South Africa should promote condoms more widely to try and curb its Aids epidemic, says the head of the United Nations Aids programme.
"We all like simple solutions, but anything that has the word 'only' in it is not effective," UNAIDS executive director Peter Piot told reporters at the third South African Aids conference in Durban.
But he singled out condoms, which meet a lot of resistance in South Africa, as highly effective and criticised U.S. President George Bush's abstinence-only HIV-prevention strategy.
"If there is one thing that works and that prevents people from HIV, it is condoms," Piot said.
While condoms are widely accessible and affordable for most South Africans, they are often shunned, especially by men who consider prophylactics cut down on their sexual pleasure.
Others, especially in rural black communities, have been dissuaded from using them due to superstitions, including a belief that condoms are infected with worms.
Greater prevention efforts needed
While praising South Africa's government for pledging to dramatically expand access to life-saving Aids drugs and HIV-testing, Piot said the continent's economic powerhouse needed greater efforts to prevent new infections, which are occurring at a rate of about 1 500 per day.
He said that male circumcision, abstinence and social programmes designed to combat violence against women were among the weapons that would protect people from the virus.

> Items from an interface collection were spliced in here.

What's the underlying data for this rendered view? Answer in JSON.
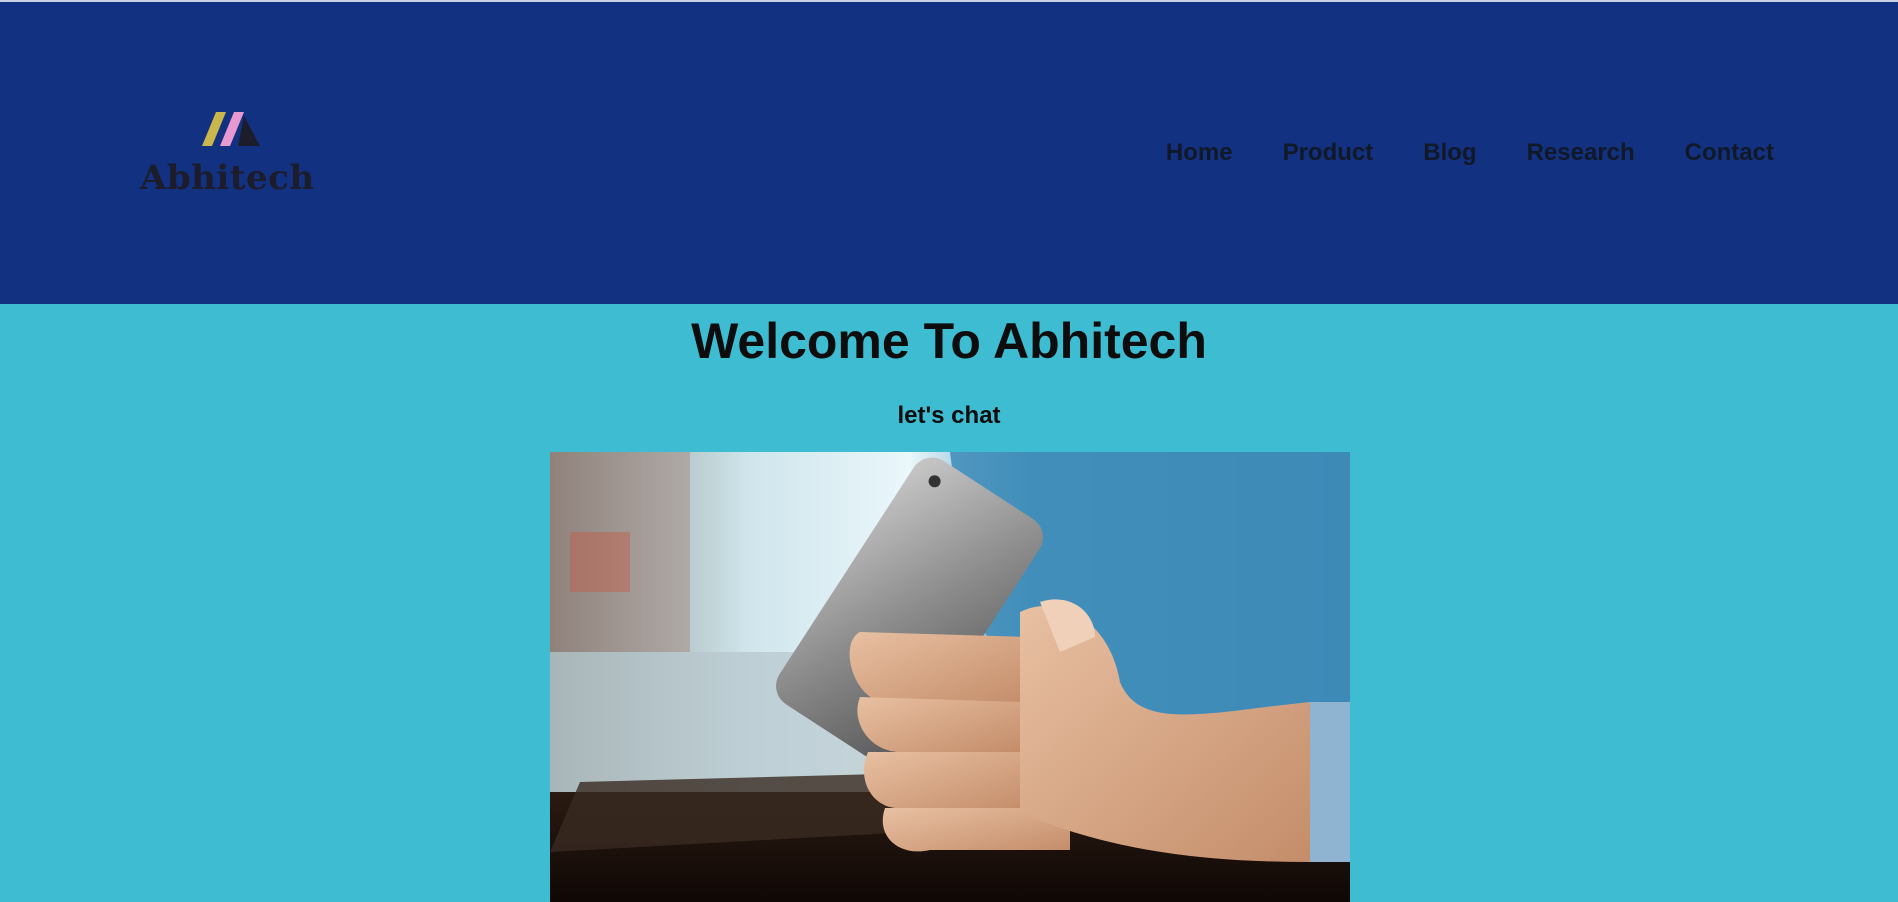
{
  "colors": {
    "header_bg": "#123181",
    "page_bg": "#3ebdd2",
    "text": "#0d0d0d",
    "logo_stripe_yellow": "#c9b64d",
    "logo_stripe_pink": "#e89ad0"
  },
  "brand": {
    "name": "Abhitech",
    "logo_icon": "abhitech-logo-mark"
  },
  "nav": {
    "items": [
      {
        "label": "Home"
      },
      {
        "label": "Product"
      },
      {
        "label": "Blog"
      },
      {
        "label": "Research"
      },
      {
        "label": "Contact"
      }
    ]
  },
  "hero": {
    "title": "Welcome To Abhitech",
    "subtitle": "let's chat"
  }
}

An estimated 12 percent of South Africa's 47 million people are infected with HIV, the virus that can lead to Aids.
South Africa has tried to counter resistance to condoms and pledged to continue doing so when it unveiled in March a revamped national Aids battle plan that aims to halve new HIV infections and raise the number of HIV-positive people taking antiretroviral drugs fivefold by 2011.

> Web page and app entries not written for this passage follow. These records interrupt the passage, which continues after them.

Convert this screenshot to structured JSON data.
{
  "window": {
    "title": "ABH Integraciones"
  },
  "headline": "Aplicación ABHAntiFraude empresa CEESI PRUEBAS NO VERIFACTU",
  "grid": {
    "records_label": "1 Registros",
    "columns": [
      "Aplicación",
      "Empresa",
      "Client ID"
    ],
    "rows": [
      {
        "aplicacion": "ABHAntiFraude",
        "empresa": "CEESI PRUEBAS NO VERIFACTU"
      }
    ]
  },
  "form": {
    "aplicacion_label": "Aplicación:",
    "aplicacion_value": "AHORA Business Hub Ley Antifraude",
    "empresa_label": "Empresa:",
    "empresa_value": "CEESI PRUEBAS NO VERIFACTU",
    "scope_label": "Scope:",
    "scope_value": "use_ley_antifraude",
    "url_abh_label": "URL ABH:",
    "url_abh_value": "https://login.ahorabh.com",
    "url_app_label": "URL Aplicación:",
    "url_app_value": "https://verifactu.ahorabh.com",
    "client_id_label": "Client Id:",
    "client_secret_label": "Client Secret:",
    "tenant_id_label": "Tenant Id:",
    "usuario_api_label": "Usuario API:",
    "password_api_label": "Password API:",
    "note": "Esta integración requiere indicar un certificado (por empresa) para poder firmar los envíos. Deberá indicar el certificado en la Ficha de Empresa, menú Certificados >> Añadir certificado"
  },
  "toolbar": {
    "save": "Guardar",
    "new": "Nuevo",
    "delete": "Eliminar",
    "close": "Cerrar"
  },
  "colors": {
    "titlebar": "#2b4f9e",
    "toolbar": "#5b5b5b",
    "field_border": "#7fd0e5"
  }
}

Aids activists and researchers have expressed delight with the plan, which followed rising international frustration with what was seen as South Africa's feeble approach to the epidemic.
But they have also raised concerns about the country's capacity and resolve to implement proven HIV prevention and treatment strategies.
South Africa is widely considered to have the best healthcare on the continent, but suffers a crippling shortage of healthcare workers and a high rate of poverty.
Only about 15 percent of South Africans have private health insurance. Most depend upon a creaky government-run system. – (ReutersHealth)